Doug Wilson is a Reformed pastor and author living in Moscow, Idaho. In a short interview clip, Doug Wilson recently discussed Kinism. Since Faith and Heritage subscribes to the Kinist viewpoint, a response is in order.
The question put to Doug Wilson by the interviewer is: “Please give your thoughts on Kinism and the so-called biblical foundations for this view.” Unfortunately, he only answers the first part of the question and never addresses the biblical foundation of Kinism. Wilson responds that “Kinism is sort of a white pride movement.” This is incorrect; Kinism seeks to order familial, tribal, ethnic, national, and racial relations and duties in a biblical way, but is race-neutral and is applicable to all peoples. Now, we at F&H are Europeans and thus practice white Kinism, but this does not make the whole idea a white thing. In fact, most other races practice Kinism as a matter of course. However, even if Kinism were merely a “white pride movement,” this should not be an issue, since Doug Wilson specifically says in the interview that it is a good thing to be grateful for and to love your own people.
Wilson then makes the point that one can and should love one’s own mom without having to make fun of one’s friend’s mom, and he then accuses white Kinists of performing an equivalent sin in regards to ridiculing blacks. I will be the first to concede that one can go overboard when discussing the negatives of other peoples, and if that is the only thing you discuss, then that certainly gives a wrong and unhelpful impression. This is one of the main reasons that, while we are not afraid to address negatives, we try to keep an overall positive tone on Faith and Heritage: to promote the positive and weed out the negative in our own people, rather than incessantly hammer others.

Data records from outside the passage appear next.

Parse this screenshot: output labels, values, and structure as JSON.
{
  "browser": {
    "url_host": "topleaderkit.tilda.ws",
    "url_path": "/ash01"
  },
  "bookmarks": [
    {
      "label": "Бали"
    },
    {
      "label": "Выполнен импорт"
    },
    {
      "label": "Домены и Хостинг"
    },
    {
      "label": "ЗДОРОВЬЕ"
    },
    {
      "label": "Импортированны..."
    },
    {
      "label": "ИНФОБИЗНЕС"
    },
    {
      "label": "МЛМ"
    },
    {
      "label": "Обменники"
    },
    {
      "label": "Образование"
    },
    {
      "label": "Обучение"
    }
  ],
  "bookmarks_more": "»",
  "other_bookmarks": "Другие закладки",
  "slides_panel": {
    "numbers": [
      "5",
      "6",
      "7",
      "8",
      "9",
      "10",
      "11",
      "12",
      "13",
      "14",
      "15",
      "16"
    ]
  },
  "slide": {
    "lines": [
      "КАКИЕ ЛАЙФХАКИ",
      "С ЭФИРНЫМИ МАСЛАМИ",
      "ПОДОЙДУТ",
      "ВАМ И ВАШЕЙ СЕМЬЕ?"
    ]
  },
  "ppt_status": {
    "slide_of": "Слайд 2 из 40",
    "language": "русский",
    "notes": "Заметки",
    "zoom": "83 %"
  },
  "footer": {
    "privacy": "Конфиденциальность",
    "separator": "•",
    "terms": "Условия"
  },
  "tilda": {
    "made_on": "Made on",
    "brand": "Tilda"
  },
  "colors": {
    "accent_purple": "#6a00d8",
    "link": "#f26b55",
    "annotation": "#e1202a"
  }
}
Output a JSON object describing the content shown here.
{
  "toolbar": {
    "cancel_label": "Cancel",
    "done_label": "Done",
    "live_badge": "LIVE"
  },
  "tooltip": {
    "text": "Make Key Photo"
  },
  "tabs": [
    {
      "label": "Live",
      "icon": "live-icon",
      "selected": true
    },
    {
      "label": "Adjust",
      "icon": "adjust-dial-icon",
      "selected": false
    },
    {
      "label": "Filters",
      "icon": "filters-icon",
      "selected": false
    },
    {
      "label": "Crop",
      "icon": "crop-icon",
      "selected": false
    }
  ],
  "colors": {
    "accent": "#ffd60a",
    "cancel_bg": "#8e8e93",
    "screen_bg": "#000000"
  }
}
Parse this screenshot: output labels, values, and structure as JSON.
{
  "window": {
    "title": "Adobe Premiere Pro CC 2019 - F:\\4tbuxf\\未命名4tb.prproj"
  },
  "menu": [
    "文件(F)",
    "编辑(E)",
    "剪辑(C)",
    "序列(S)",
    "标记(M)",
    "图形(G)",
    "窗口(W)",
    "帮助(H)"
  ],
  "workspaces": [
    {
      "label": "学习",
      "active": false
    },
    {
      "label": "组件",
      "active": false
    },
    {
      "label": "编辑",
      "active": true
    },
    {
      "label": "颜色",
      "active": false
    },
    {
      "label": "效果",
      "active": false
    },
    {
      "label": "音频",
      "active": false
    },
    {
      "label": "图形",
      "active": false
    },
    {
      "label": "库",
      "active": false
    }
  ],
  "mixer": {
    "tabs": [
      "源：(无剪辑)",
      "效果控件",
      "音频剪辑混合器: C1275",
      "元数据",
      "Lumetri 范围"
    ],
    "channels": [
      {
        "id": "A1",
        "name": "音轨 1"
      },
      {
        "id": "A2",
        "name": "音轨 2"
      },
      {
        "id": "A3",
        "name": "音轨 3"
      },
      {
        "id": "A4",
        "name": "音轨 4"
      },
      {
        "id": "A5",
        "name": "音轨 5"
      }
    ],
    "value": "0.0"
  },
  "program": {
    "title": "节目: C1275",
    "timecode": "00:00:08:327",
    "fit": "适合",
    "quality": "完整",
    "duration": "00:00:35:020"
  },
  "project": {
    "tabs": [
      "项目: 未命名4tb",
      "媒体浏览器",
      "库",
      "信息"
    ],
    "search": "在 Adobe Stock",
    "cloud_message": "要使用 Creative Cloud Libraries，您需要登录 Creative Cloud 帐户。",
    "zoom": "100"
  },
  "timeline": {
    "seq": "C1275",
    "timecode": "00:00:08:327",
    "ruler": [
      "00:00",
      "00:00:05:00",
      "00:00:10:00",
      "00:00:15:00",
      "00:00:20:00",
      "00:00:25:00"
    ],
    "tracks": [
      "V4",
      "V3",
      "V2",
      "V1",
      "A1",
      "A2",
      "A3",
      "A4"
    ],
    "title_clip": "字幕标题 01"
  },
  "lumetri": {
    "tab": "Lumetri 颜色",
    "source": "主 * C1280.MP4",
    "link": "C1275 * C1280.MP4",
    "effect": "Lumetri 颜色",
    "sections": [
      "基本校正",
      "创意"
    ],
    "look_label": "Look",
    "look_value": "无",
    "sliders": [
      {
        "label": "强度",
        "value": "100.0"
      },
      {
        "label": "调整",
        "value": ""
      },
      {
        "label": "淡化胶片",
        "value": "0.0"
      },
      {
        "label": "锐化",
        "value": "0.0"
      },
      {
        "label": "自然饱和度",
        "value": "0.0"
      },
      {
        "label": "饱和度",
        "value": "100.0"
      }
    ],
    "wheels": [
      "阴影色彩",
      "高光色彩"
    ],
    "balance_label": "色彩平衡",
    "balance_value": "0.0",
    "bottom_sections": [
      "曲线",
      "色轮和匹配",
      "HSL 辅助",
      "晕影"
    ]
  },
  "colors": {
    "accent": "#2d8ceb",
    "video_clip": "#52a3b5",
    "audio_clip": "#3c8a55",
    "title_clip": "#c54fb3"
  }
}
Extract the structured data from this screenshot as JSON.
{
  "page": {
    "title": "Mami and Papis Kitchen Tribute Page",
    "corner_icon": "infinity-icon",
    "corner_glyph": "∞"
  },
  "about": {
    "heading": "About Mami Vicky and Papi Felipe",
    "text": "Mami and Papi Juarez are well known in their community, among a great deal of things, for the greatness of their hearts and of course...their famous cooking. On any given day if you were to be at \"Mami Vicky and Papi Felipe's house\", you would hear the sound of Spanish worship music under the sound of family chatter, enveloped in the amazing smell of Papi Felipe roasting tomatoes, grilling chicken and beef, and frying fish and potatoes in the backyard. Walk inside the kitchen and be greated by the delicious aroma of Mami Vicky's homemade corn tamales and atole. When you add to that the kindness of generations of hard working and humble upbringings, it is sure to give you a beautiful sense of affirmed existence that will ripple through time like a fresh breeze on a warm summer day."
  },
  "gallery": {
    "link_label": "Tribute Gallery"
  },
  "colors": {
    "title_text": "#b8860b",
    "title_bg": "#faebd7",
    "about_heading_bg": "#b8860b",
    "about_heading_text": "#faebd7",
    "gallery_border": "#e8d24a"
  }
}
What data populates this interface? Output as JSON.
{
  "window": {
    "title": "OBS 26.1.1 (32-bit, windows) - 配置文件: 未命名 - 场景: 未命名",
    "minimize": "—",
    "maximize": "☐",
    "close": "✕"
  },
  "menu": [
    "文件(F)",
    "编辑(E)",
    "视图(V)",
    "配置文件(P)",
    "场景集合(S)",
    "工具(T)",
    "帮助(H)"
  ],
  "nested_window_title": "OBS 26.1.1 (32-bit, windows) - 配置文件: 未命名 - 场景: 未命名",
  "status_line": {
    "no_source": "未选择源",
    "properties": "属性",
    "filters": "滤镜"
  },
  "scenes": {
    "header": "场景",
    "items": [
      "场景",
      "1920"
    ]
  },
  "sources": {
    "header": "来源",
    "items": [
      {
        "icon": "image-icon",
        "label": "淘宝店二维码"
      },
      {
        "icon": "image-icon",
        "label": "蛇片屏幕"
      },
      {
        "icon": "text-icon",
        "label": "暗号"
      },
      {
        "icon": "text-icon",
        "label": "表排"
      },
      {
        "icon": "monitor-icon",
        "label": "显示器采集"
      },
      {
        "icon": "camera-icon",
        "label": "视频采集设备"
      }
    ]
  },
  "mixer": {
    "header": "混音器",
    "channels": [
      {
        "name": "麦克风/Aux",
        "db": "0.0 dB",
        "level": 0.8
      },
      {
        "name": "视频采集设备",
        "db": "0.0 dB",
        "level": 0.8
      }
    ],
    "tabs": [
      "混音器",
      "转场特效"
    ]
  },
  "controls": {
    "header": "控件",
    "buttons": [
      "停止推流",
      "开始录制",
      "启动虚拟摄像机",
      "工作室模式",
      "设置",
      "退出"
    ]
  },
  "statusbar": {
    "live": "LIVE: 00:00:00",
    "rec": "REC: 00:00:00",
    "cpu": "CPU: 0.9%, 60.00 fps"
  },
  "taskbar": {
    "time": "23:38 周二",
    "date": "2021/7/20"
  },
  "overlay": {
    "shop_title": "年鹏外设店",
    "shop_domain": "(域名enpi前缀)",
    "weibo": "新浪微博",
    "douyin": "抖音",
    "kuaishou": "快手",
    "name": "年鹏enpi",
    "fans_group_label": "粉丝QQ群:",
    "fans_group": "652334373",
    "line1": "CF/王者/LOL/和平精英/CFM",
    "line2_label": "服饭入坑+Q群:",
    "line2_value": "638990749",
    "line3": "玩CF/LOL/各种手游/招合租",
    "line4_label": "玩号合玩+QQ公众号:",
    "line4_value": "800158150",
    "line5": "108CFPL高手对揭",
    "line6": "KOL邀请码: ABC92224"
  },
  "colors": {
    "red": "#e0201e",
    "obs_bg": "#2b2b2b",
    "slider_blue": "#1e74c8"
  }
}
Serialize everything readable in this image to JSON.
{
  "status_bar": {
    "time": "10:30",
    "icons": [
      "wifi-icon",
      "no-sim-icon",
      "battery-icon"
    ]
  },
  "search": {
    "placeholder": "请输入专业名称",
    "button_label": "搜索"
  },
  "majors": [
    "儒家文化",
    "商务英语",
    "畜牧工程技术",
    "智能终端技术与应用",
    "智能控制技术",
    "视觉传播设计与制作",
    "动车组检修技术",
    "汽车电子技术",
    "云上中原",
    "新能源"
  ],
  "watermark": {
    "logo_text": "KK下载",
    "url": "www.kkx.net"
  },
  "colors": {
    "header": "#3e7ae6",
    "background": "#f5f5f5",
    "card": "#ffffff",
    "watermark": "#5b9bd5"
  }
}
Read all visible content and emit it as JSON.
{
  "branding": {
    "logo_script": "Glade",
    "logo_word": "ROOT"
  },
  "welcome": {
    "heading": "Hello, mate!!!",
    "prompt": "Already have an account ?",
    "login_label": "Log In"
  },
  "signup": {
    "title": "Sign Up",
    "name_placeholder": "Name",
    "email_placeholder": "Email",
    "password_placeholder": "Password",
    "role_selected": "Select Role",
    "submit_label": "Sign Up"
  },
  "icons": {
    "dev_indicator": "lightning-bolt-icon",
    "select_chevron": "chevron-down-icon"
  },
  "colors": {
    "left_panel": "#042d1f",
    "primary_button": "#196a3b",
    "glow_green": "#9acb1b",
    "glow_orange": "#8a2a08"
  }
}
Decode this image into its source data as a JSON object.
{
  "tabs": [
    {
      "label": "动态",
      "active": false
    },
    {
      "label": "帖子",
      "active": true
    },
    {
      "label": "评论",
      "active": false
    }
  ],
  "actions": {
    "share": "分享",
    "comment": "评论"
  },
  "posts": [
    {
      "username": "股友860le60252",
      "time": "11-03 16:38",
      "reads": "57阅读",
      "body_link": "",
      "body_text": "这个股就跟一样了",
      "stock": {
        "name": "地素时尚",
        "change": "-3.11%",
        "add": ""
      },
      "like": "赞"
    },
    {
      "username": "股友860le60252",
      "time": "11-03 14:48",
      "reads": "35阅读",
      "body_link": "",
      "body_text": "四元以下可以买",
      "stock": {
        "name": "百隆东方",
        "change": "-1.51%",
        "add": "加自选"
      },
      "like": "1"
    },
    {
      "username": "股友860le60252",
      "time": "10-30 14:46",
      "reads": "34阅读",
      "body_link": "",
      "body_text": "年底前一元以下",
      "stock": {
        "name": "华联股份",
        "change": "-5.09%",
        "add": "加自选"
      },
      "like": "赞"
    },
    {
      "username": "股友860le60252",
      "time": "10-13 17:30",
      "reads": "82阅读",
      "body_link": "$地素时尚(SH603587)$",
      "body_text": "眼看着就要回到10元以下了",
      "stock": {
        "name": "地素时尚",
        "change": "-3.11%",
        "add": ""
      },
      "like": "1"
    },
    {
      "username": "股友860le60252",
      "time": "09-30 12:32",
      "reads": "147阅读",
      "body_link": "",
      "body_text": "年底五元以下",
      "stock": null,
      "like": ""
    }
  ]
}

An example he provides of unjust ridicule is when white Kinists identify blacks’ racial bent towards Marxism. Wilson objects to any Kinist assertion that a black’s affinity for communism is “typical” or that it has a racial component – even though blacks consistently vote over 90% for the communist Democrats. Is he really trying to argue that being part of a 90% majority is not “typical,” and that this has no racial component? This error is particularly ironic, as Wilson earlier cites an example of a vacuous accusation of racism – that it is considered “racist” to be against huge deficits and wild government spending. The very reason this is considered “racist” is because the typical black views big government as a racial wealth redistribution system in his favor. Contrary to Wilson, the fact that someone supports statist policy is, indeed, connected to and consistent with his minority status, so much so that it would make perfect sense to say, “Well, of course he is a commy – he is black.” On the other hand, whites have created liberty-loving societies across the globe for centuries, and the majority of white Americans continue to support liberty, so it is quite accurate to say that a white communist is betraying his people. Communism, of course, does not benefit any race in the long term, so a black communist is betraying the long-term good of his race too, but his betrayal for short-term profit is statistically typical, while the white communist’s betrayal for no short- or long-term benefit whatsoever is all the more inexplicable.
It does need to be noted that while white Kinists have a good grasp of what is, very unfortunately, “typical” black behavior and are willing to talk about it, we also give credit where credit is due. White Kinists often point to blacks such as Rev. Manning, Walter Williams, and Carol Swain with respect and even admiration.
Wilson, at root, does not seem to be comfortable with any negative racial generalizations at all, yet the Apostle Paul has no problem with them. There is not a substantial difference between the above connection of blacks to communism and Paul’s assertion in Titus 1:12 that Cretans are prone to be liars. Sometimes facts are unpleasant, but they are still facts. Wilson apparently does not want the fact that blacks have a statist bent to be true, and I would prefer that it was not true as well – but it is. Wilson’s position prevents the useful discussion of things like voting patterns, crime statistics, and the IQ bell curve and thus hamstrings any attempts by white Americans to pursue their own survival and self-interest.
Wilson seems to be okay with Kinism as long as we do not talk about the differences between different races, particularly negative differences. However, it is impossible to celebrate one’s heritage or race without supporting boundaries and distinctions, and sometimes this must involve the identification of deficiencies in other races. The overall problem here is that Wilson wants to affirm cultural strengths but does not want to face weaknesses of other cultures that are the opposite of whites’ strengths. He is essentially saying, “I love angel food cake, but I realize it’s no better or different from chocolate cake”: an untenable position, especially when the angel food cake is in danger of being wiped out by other cakes.
Although he still insists on throwing out the “Kinism is Skinism” straw man, Wilson states, “I don’t object to the Kinists who are saying you should be grateful for your people, you should be grateful for your customs and your culture – I’m all about that. I think that that’s a good thing.” This is quite the admission from someone who, merely six years ago, accused Kinists of being guilty of the sins of “racial malice and racial vainglory.” In fact, in saying that he does not object to others’ gratefulness for and love of their own people, Doug Wilson has basically conceded that the basis for Kinism is legitimate and positive.
A hat tip to my friends who helped provide material for this piece.